> PROVIDED DATA
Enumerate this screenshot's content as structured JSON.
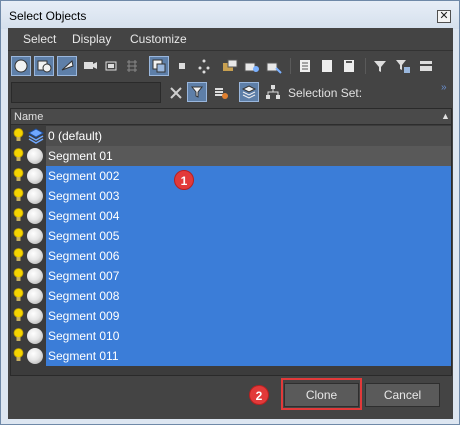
{
  "window": {
    "title": "Select Objects",
    "close_glyph": "✕"
  },
  "menu": {
    "items": [
      "Select",
      "Display",
      "Customize"
    ]
  },
  "filter": {
    "search_value": "",
    "selection_set_label": "Selection Set:",
    "more_glyph": "»"
  },
  "list": {
    "header": "Name",
    "sort_glyph": "▲",
    "rows": [
      {
        "label": "0 (default)",
        "kind": "layer",
        "state": "plain"
      },
      {
        "label": "Segment 01",
        "kind": "object",
        "state": "current"
      },
      {
        "label": "Segment 002",
        "kind": "object",
        "state": "selected"
      },
      {
        "label": "Segment 003",
        "kind": "object",
        "state": "selected"
      },
      {
        "label": "Segment 004",
        "kind": "object",
        "state": "selected"
      },
      {
        "label": "Segment 005",
        "kind": "object",
        "state": "selected"
      },
      {
        "label": "Segment 006",
        "kind": "object",
        "state": "selected"
      },
      {
        "label": "Segment 007",
        "kind": "object",
        "state": "selected"
      },
      {
        "label": "Segment 008",
        "kind": "object",
        "state": "selected"
      },
      {
        "label": "Segment 009",
        "kind": "object",
        "state": "selected"
      },
      {
        "label": "Segment 010",
        "kind": "object",
        "state": "selected"
      },
      {
        "label": "Segment 011",
        "kind": "object",
        "state": "selected"
      }
    ]
  },
  "markers": {
    "one": "1",
    "two": "2"
  },
  "buttons": {
    "clone": "Clone",
    "cancel": "Cancel"
  },
  "colors": {
    "selection": "#3b7dd8",
    "panel": "#444444",
    "marker": "#e23a3a"
  },
  "icons": {
    "toolbar": [
      "display-geometry-icon",
      "display-shapes-icon",
      "display-lights-icon",
      "display-cameras-icon",
      "display-helpers-icon",
      "display-spacewarps-icon",
      "display-groups-icon",
      "display-xrefs-icon",
      "display-bones-icon",
      "display-containers-icon",
      "display-frozen-icon",
      "display-hidden-icon",
      "display-all-icon",
      "select-all-icon",
      "select-none-icon",
      "select-invert-icon",
      "filter-icon",
      "filter-selected-icon",
      "collapse-icon"
    ]
  }
}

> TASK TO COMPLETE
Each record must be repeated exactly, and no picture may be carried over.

> RESULT
Enumerate this screenshot's content as structured JSON.
{
  "window": {
    "title": "Select Objects",
    "close_glyph": "✕"
  },
  "menu": {
    "items": [
      "Select",
      "Display",
      "Customize"
    ]
  },
  "filter": {
    "search_value": "",
    "selection_set_label": "Selection Set:",
    "more_glyph": "»"
  },
  "list": {
    "header": "Name",
    "sort_glyph": "▲",
    "rows": [
      {
        "label": "0 (default)",
        "kind": "layer",
        "state": "plain"
      },
      {
        "label": "Segment 01",
        "kind": "object",
        "state": "current"
      },
      {
        "label": "Segment 002",
        "kind": "object",
        "state": "selected"
      },
      {
        "label": "Segment 003",
        "kind": "object",
        "state": "selected"
      },
      {
        "label": "Segment 004",
        "kind": "object",
        "state": "selected"
      },
      {
        "label": "Segment 005",
        "kind": "object",
        "state": "selected"
      },
      {
        "label": "Segment 006",
        "kind": "object",
        "state": "selected"
      },
      {
        "label": "Segment 007",
        "kind": "object",
        "state": "selected"
      },
      {
        "label": "Segment 008",
        "kind": "object",
        "state": "selected"
      },
      {
        "label": "Segment 009",
        "kind": "object",
        "state": "selected"
      },
      {
        "label": "Segment 010",
        "kind": "object",
        "state": "selected"
      },
      {
        "label": "Segment 011",
        "kind": "object",
        "state": "selected"
      }
    ]
  },
  "markers": {
    "one": "1",
    "two": "2"
  },
  "buttons": {
    "clone": "Clone",
    "cancel": "Cancel"
  },
  "colors": {
    "selection": "#3b7dd8",
    "panel": "#444444",
    "marker": "#e23a3a"
  },
  "icons": {
    "toolbar": [
      "display-geometry-icon",
      "display-shapes-icon",
      "display-lights-icon",
      "display-cameras-icon",
      "display-helpers-icon",
      "display-spacewarps-icon",
      "display-groups-icon",
      "display-xrefs-icon",
      "display-bones-icon",
      "display-containers-icon",
      "display-frozen-icon",
      "display-hidden-icon",
      "display-all-icon",
      "select-all-icon",
      "select-none-icon",
      "select-invert-icon",
      "filter-icon",
      "filter-selected-icon",
      "collapse-icon"
    ]
  }
}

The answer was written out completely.